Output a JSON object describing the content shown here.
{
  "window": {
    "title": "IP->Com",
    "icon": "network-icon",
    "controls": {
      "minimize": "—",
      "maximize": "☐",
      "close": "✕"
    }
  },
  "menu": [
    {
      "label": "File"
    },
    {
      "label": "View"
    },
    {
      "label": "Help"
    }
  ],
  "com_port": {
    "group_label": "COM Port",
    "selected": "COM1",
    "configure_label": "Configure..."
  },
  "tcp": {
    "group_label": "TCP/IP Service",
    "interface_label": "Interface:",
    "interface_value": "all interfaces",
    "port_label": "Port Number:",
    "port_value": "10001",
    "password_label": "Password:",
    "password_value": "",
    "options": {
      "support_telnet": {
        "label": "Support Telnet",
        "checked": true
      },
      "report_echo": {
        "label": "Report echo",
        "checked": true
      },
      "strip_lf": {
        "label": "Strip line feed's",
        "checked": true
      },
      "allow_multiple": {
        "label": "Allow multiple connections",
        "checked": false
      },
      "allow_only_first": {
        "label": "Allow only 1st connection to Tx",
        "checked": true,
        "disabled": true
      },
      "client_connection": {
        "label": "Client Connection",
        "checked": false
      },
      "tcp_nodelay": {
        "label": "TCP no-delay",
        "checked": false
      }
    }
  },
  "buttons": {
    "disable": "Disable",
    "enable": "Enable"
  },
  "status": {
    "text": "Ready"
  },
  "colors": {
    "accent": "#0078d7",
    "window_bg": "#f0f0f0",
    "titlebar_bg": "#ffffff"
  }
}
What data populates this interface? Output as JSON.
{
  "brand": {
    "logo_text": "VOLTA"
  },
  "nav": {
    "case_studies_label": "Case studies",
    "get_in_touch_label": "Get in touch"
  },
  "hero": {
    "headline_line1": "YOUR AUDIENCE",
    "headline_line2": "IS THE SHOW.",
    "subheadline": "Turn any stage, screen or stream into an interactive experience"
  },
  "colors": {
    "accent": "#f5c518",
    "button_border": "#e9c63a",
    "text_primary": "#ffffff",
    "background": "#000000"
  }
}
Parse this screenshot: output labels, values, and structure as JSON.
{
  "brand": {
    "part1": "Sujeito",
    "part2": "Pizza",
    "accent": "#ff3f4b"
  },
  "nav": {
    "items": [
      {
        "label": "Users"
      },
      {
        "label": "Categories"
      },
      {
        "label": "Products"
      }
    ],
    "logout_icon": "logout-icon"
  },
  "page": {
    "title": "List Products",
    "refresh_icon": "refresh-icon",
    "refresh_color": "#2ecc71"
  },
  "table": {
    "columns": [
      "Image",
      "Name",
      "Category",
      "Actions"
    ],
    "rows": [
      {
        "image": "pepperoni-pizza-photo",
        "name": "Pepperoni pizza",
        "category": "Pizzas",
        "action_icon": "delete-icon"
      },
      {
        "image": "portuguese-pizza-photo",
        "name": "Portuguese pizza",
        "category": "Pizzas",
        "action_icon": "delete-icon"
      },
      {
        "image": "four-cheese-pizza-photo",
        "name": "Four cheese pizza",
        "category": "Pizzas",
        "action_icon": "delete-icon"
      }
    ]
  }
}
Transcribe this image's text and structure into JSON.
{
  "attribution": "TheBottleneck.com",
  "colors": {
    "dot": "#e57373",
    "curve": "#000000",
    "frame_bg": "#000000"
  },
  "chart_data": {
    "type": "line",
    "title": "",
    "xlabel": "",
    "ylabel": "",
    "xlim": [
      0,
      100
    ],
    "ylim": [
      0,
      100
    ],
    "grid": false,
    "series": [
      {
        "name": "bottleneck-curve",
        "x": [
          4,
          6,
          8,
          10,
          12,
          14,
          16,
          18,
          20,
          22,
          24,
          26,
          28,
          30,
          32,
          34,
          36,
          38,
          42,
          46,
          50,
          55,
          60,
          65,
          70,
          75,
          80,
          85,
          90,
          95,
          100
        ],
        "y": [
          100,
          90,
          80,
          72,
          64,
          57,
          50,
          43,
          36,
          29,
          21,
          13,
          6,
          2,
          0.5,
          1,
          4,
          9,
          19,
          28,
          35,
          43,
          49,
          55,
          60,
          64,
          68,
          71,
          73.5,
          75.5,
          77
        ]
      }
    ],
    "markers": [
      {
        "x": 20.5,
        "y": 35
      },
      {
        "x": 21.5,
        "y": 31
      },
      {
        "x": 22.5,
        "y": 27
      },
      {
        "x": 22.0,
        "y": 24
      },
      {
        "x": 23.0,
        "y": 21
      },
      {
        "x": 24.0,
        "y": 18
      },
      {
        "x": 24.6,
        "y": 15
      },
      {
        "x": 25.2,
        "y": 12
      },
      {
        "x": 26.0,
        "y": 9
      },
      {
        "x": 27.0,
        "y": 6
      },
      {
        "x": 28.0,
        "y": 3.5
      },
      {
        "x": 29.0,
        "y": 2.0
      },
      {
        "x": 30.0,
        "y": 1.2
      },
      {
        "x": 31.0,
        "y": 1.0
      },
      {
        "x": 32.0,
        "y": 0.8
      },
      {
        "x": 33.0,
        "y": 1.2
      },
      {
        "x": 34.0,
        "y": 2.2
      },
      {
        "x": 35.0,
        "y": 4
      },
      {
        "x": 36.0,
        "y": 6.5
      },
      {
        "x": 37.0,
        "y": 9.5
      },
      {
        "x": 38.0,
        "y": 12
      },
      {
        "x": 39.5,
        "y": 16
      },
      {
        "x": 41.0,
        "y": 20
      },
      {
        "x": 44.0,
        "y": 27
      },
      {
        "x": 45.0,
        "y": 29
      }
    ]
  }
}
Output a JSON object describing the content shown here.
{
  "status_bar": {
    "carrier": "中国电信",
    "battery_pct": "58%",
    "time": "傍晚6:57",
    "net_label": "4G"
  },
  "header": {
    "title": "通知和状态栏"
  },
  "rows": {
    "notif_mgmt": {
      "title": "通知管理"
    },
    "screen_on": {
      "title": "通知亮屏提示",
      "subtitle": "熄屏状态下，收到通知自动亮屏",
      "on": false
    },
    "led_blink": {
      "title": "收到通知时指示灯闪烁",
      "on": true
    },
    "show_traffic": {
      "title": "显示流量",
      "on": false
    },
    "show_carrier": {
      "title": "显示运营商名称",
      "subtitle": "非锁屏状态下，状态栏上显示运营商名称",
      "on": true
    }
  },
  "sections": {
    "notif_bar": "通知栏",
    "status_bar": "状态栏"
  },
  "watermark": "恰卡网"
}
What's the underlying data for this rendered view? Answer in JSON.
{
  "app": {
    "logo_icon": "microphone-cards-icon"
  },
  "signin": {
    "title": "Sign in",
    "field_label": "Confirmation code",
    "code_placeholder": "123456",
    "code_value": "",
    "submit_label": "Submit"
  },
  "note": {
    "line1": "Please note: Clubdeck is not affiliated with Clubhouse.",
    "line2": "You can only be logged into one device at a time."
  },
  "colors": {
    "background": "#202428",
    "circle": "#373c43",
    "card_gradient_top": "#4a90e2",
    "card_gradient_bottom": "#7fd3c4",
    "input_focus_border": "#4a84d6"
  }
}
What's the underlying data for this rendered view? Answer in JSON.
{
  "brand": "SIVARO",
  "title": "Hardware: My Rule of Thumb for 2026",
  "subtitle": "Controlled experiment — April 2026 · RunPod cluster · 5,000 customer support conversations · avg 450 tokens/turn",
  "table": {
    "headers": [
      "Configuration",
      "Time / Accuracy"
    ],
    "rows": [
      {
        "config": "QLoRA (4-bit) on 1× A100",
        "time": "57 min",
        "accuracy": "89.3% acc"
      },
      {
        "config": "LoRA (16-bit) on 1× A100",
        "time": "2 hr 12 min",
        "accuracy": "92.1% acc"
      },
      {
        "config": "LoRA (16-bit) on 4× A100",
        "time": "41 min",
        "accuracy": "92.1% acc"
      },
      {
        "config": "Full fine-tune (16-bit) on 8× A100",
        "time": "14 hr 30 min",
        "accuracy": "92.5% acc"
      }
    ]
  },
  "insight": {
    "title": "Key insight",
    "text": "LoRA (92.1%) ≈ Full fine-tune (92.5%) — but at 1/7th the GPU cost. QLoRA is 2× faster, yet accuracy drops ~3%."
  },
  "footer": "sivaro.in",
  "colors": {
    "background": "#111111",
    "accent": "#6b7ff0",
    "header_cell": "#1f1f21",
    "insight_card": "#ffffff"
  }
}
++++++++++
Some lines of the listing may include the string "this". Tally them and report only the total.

» **Problem solution**
5